Data entries
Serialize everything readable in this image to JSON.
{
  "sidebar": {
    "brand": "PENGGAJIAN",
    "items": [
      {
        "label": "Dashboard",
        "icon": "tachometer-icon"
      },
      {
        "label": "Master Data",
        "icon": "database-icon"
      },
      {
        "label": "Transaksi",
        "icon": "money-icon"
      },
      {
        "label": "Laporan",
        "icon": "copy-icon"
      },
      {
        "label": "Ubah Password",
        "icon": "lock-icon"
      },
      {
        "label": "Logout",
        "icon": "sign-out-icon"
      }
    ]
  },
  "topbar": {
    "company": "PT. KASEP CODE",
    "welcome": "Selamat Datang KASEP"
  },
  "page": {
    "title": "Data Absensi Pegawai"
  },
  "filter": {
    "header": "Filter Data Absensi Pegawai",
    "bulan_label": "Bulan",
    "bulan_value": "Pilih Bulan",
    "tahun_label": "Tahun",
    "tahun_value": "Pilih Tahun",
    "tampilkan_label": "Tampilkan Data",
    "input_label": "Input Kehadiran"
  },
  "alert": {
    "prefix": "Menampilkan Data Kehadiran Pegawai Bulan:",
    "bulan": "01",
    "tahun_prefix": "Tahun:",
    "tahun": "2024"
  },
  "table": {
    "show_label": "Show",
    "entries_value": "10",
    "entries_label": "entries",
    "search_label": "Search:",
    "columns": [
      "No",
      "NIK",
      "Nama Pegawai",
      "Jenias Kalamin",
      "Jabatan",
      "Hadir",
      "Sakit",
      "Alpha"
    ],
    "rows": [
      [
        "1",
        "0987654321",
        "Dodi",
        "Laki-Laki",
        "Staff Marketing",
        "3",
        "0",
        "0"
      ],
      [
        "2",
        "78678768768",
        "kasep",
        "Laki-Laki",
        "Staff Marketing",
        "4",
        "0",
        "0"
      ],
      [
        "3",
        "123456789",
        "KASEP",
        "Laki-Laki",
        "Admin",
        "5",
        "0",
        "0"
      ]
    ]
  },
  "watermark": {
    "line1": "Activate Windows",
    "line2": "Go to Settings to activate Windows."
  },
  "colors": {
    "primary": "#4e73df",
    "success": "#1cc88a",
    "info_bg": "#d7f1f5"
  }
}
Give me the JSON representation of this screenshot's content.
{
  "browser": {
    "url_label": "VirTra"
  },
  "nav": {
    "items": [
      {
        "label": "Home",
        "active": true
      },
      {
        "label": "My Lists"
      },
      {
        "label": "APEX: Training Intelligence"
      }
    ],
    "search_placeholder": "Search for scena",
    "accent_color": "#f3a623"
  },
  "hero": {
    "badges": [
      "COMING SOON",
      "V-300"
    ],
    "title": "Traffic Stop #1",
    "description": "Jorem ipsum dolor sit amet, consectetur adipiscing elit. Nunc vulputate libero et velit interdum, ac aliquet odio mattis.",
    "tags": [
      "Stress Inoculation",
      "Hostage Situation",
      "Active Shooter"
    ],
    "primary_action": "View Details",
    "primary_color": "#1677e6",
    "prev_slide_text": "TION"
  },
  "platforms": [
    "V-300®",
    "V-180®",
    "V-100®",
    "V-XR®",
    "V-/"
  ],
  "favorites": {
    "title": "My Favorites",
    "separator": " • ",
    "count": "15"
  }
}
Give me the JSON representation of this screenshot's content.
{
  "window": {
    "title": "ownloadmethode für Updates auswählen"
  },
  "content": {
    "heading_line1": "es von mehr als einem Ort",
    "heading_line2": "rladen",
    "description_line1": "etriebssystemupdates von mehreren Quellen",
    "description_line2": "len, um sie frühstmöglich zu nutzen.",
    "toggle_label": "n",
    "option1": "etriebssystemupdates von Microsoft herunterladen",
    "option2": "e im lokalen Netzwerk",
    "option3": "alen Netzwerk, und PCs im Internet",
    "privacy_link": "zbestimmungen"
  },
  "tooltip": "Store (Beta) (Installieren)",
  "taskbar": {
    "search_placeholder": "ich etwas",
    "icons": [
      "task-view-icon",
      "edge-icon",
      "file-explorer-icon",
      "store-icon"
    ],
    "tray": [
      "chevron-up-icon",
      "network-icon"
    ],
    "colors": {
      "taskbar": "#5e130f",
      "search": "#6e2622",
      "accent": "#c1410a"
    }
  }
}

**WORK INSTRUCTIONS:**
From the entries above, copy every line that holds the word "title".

**WRITTEN RESPONSE:**
    "title": "Data Absensi Pegawai"
    "title": "Traffic Stop #1",
    "title": "My Favorites",
    "title": "ownloadmethode für Updates auswählen"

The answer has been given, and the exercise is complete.